"Call me in the morning, Paddy, at six, and I'll see him work for half-an-hour. It's Wednesday to-morrow, and he wants a gallop twice a week and a good bran-mash to warm him up afterwards. He must win his first race next week, so get that swelling down as soon as you can," said Eugene, as he walked away up the hill home. The big, hungry house was a dismal and disconsolate abode, and he felt the empty gap in his heart after parting from his future bride. There, there was nothing but old Hemlock and the birds, but he cheered himself up with the hopes that, when the idol of his life came, old Hemlock would relegate herself back to the tablecloth in the little room of the hospital, and his new residence would be transformed into a veritable mundane Paradise.

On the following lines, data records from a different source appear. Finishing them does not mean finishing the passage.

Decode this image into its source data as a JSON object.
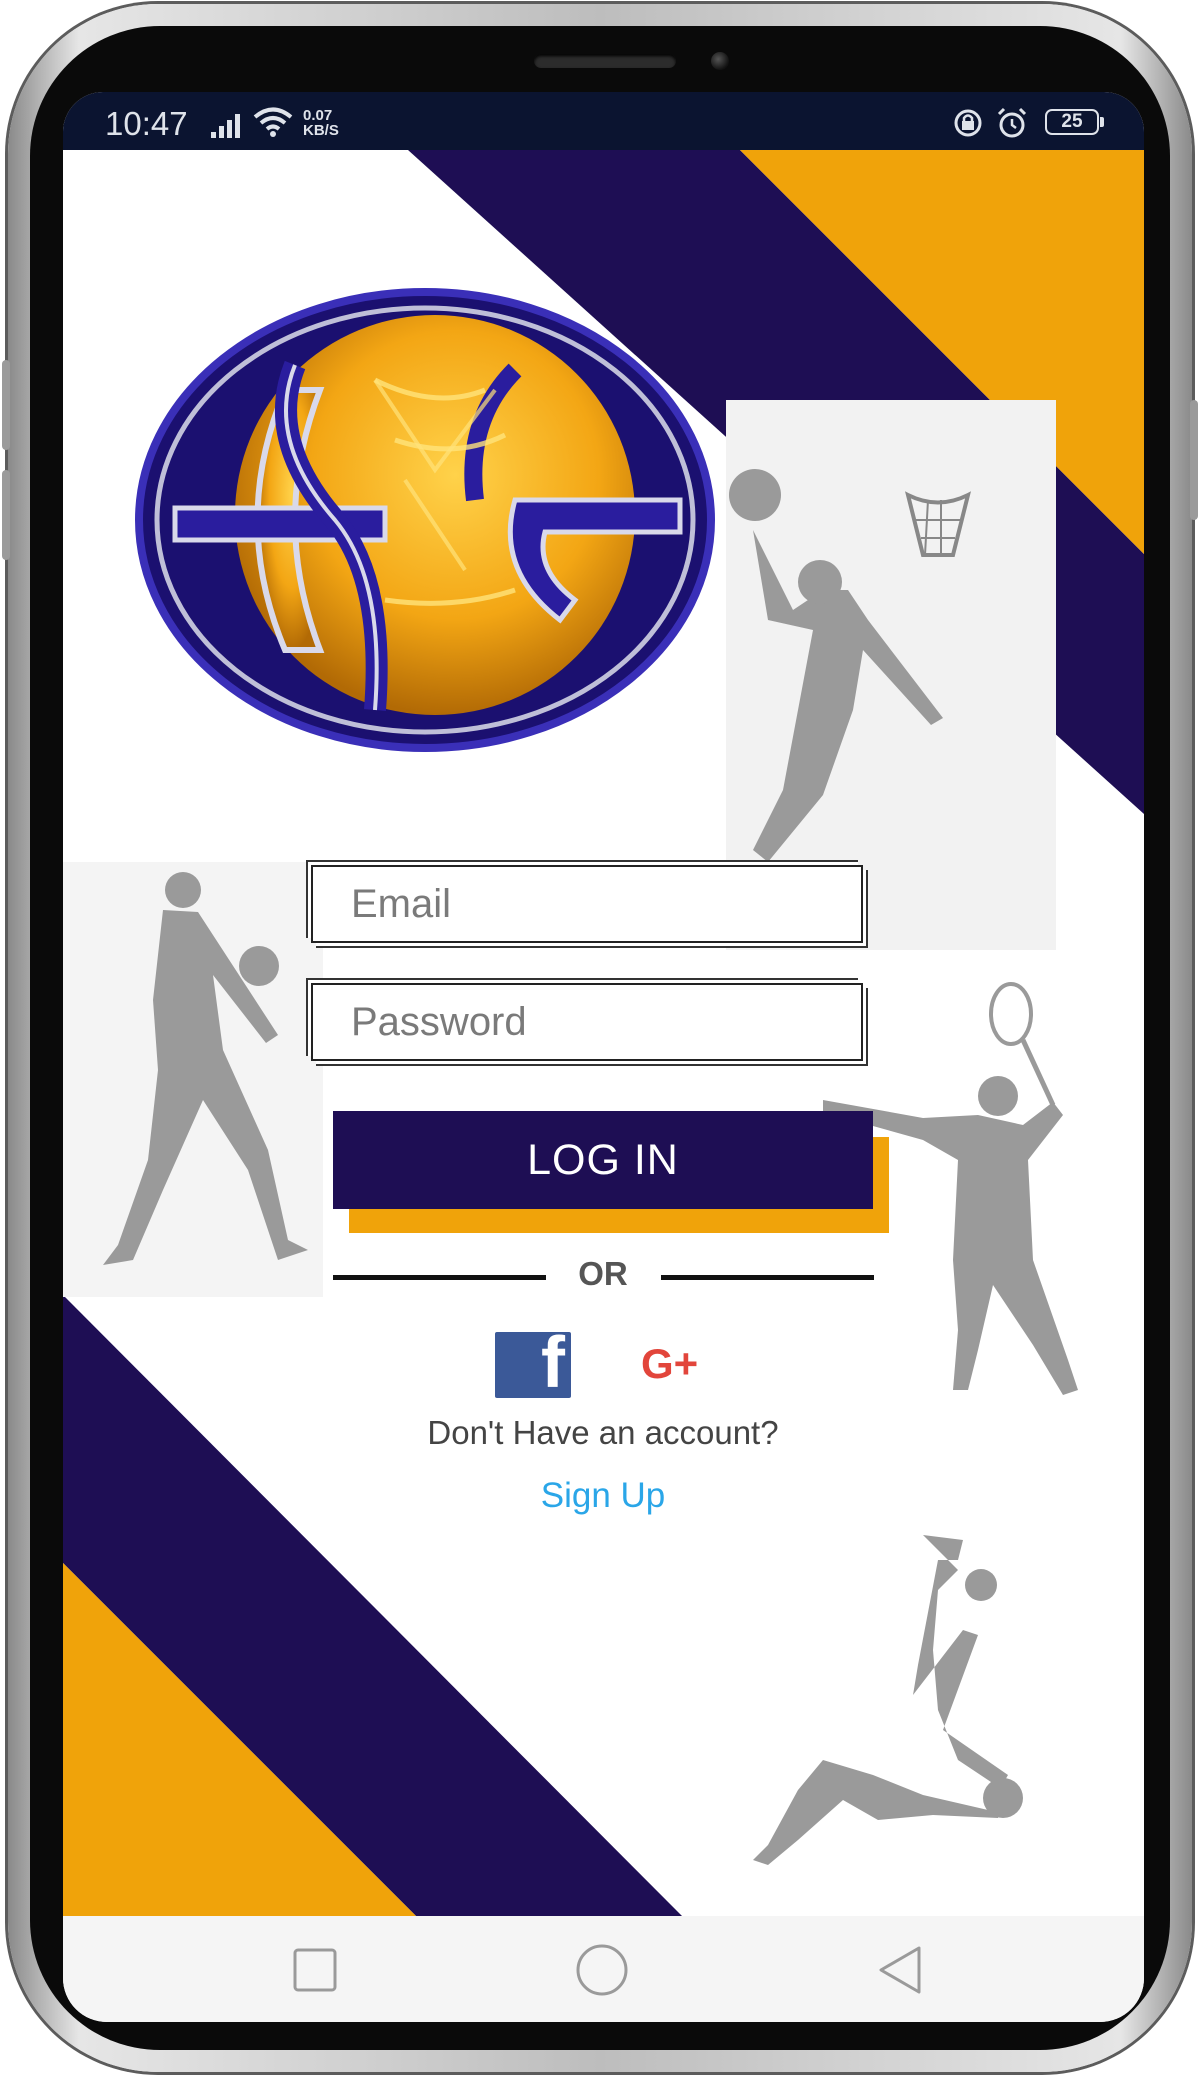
{
  "status_bar": {
    "time": "10:47",
    "net_speed_value": "0.07",
    "net_speed_unit": "KB/S",
    "battery": "25",
    "icons": [
      "signal-icon",
      "wifi-icon",
      "lock-rotation-icon",
      "alarm-icon",
      "battery-icon"
    ]
  },
  "colors": {
    "navy": "#1e0e54",
    "gold": "#f0a30a",
    "link": "#2aa6e8",
    "facebook": "#3b5998",
    "google": "#e2453b"
  },
  "login": {
    "email_placeholder": "Email",
    "password_placeholder": "Password",
    "login_label": "LOG IN",
    "or_label": "OR",
    "google_label": "G+",
    "facebook_label": "f",
    "account_prompt": "Don't Have an account?",
    "signup_label": "Sign Up"
  },
  "nav_bar": {
    "items": [
      "recent-apps-icon",
      "home-icon",
      "back-icon"
    ]
  }
}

Arising next morning at the call of the groom, he rode over to the training-track, where the jockey took the race-horse a gallop of a mile and a-half. Coming back to the hospital stable, he watched the enthusiastic Paddy mix the bran-mash and put it into the feed-box, and retracing his steps up the hill he wrote the promised letter to the great and mighty Gould, in a few words asking of him the honour of his daughter's hand in marriage; and a further epistle to Marvel herself urging her to come back to Sunnyside as soon as she possibly could. Reflecting that the letter, if posted that day, would be lying in the house pending the coal king's 'return from the city, exposed to the danger of being opened by her wrathful mother, he kept the letter to Marvel till the following morning in his coat pocket, intending to post it himself. The letter to her father portrayed his great affection for Marvel, and disclosed his age as twenty-three. He was the resident surgeon of the Augusta hospital—one of the finest in the States—and his income was, approximately, four thousand dollars a year; that he had found Marvel willing to become his wife, and prayed for the consent and the goodwill of her parents. Dropping red sealing-wax on the lip of the envelope, he impressed it with his star-spangled seal and posted it to the great and mighty coal-miner upon the following day.

1 Clancy of the Overflow, by Banjo Paterson (1889). Unusually, Dutton is quoting Australasian literature.

[Note added by Sara Berger as annotator]

2 An English racehorse who won the Two Thousand Guineas Stakes race in 1895.

[Note added by Sara Berger as annotator]

3 Possessions, such as clothing and linens, that a bride assembles for her marriage. OED Online.

[Note added by Sara Berger as annotator]

4 Closely packed together; well marshalled (with a military sense). OED Online.

[Note added by Sara Berger as annotator]

5 Irish. OED Online.

[Note added by Sara Berger as annotator]